There were reports of long lines at voting stations that closed at 5 p.m (2000 GMT) as many Brazilians turned out to vote in a tense election, punctuated by isolated violence and fears over a sharp uptick in gun ownership under Bolsonaro.
Military police in Sao Paulo said a man entered a voting station and fired at two police officers who were receiving medical attention.
Most opinion polls have shown Lula with a 10-15 percentage point lead, but Bolsonaro has signaled he may refuse to accept defeat, stoking fears of institutional crisis. If Lula wins over 50% of valid votes, which several pollsters show within reach, he would clinch an outright victory, foregoing a run-off.
In Brasilia, Ricardo Almeida, 45, voted wearing the yellow-and-green colors of Brazil's flag. "I voted for (Bolsonaro) because of his Christian faith, his defense of family values and his conservative politics," he said.
Wearing a "Get Out Bozo" shirt, Rio de Janeiro resident Anna Luisa, 70, said she was voting for Lula for the first time.
"I have to take down Bolsonaro," she said, citing his "homophobia" and his stance over Brazil's 1964-85 military dictatorship, which Bolsonaro has long supported.
Although he ended his 2003-2010 government with record popularity, Lula is now loathed by many Brazilians after he was convicted of accepting bribes. The leftist, who was president from 2003 to 2010, was jailed during the last election. But his conviction was later overturned by the Supreme Court, allowing him to face his rival Bolsonaro this year.
Voting in Sao Bernardo do Campo, Lula acknowledged the dramatic turnaround in his fortunes after a prosecution that he calls politically motivated.
"It's an important day for me," he said. "Four years ago I couldn't vote because I was the victim of a lie ... I want to try to help my country to return to normal."

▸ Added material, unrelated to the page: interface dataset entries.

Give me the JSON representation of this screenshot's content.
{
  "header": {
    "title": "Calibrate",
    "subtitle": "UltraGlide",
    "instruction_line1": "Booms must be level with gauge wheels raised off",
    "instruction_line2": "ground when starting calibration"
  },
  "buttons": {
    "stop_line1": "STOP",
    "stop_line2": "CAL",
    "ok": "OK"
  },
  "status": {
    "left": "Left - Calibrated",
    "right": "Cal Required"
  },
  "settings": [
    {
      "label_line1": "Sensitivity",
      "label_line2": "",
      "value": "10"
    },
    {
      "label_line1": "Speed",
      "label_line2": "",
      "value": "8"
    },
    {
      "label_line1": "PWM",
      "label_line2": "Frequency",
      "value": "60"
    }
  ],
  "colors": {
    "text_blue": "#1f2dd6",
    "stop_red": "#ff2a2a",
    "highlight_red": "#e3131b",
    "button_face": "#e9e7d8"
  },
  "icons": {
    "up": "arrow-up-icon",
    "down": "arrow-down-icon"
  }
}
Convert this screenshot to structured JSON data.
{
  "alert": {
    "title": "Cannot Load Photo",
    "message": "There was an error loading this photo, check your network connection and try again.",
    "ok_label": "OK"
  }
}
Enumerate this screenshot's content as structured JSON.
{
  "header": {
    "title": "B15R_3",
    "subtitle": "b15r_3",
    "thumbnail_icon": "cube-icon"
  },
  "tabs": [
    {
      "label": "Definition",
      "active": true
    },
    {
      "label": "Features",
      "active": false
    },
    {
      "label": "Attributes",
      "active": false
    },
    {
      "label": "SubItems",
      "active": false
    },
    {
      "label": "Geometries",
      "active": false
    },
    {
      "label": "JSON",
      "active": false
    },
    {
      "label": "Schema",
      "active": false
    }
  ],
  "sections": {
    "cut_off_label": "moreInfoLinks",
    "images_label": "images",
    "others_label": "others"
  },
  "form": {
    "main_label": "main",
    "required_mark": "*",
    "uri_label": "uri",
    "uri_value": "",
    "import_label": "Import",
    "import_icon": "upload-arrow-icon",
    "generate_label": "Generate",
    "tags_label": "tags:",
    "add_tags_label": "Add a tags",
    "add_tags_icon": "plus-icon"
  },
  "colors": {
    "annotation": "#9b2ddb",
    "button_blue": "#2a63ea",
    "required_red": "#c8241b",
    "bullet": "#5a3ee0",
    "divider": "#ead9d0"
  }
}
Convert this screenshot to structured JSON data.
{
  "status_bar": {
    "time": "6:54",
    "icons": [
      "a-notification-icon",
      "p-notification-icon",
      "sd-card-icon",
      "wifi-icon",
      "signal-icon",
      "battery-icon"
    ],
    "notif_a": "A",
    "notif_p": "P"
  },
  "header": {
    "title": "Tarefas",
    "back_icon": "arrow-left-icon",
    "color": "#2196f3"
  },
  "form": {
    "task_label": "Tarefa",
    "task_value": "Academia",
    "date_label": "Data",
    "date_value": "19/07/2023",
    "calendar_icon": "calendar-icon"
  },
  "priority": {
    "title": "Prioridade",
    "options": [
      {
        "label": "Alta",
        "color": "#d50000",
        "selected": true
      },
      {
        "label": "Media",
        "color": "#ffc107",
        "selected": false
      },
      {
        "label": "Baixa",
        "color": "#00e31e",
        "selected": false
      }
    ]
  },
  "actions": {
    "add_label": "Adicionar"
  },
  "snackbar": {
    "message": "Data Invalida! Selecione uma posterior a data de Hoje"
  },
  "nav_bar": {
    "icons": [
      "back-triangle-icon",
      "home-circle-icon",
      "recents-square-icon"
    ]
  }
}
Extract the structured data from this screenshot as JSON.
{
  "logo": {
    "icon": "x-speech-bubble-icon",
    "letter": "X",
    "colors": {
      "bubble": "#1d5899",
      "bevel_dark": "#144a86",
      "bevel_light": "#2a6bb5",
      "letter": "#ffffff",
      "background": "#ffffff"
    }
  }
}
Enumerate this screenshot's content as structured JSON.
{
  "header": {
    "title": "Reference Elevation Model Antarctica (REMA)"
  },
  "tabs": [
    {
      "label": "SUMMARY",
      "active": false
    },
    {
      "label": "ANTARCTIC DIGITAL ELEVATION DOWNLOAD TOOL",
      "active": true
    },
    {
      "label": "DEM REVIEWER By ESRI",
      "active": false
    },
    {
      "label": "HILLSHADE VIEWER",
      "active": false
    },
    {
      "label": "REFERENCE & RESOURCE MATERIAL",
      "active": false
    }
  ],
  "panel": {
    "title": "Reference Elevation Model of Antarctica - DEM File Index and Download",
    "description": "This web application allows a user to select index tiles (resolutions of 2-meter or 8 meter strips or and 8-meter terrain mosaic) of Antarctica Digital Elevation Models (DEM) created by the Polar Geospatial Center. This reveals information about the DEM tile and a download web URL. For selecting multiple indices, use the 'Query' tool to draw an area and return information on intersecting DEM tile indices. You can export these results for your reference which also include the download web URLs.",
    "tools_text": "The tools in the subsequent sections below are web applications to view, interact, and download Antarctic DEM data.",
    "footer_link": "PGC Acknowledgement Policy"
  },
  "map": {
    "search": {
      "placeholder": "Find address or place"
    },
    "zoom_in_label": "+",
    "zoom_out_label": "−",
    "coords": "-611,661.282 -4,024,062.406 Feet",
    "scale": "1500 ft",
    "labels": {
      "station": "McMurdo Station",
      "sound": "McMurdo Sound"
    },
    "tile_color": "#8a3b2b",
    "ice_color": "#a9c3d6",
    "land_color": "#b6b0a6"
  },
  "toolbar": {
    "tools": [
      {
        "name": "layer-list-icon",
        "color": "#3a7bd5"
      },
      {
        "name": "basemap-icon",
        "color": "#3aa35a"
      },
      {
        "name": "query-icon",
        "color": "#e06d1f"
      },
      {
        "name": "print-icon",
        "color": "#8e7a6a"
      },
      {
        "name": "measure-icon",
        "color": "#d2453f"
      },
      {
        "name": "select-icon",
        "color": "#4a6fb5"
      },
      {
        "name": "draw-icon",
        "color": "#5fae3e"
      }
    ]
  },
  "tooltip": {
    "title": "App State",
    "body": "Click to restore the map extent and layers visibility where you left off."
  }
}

Bolsonaro voted in Rio, and said he expected to win the election in Sunday's first round, despite his poor showing in surveys. The former army captain does not trust the pollsters, saying their results do not correspond with the support at his campaign events.
If no candidate wins over half of the votes, excluding blank and spoiled ballots, the top two go to an Oct. 30 run-off.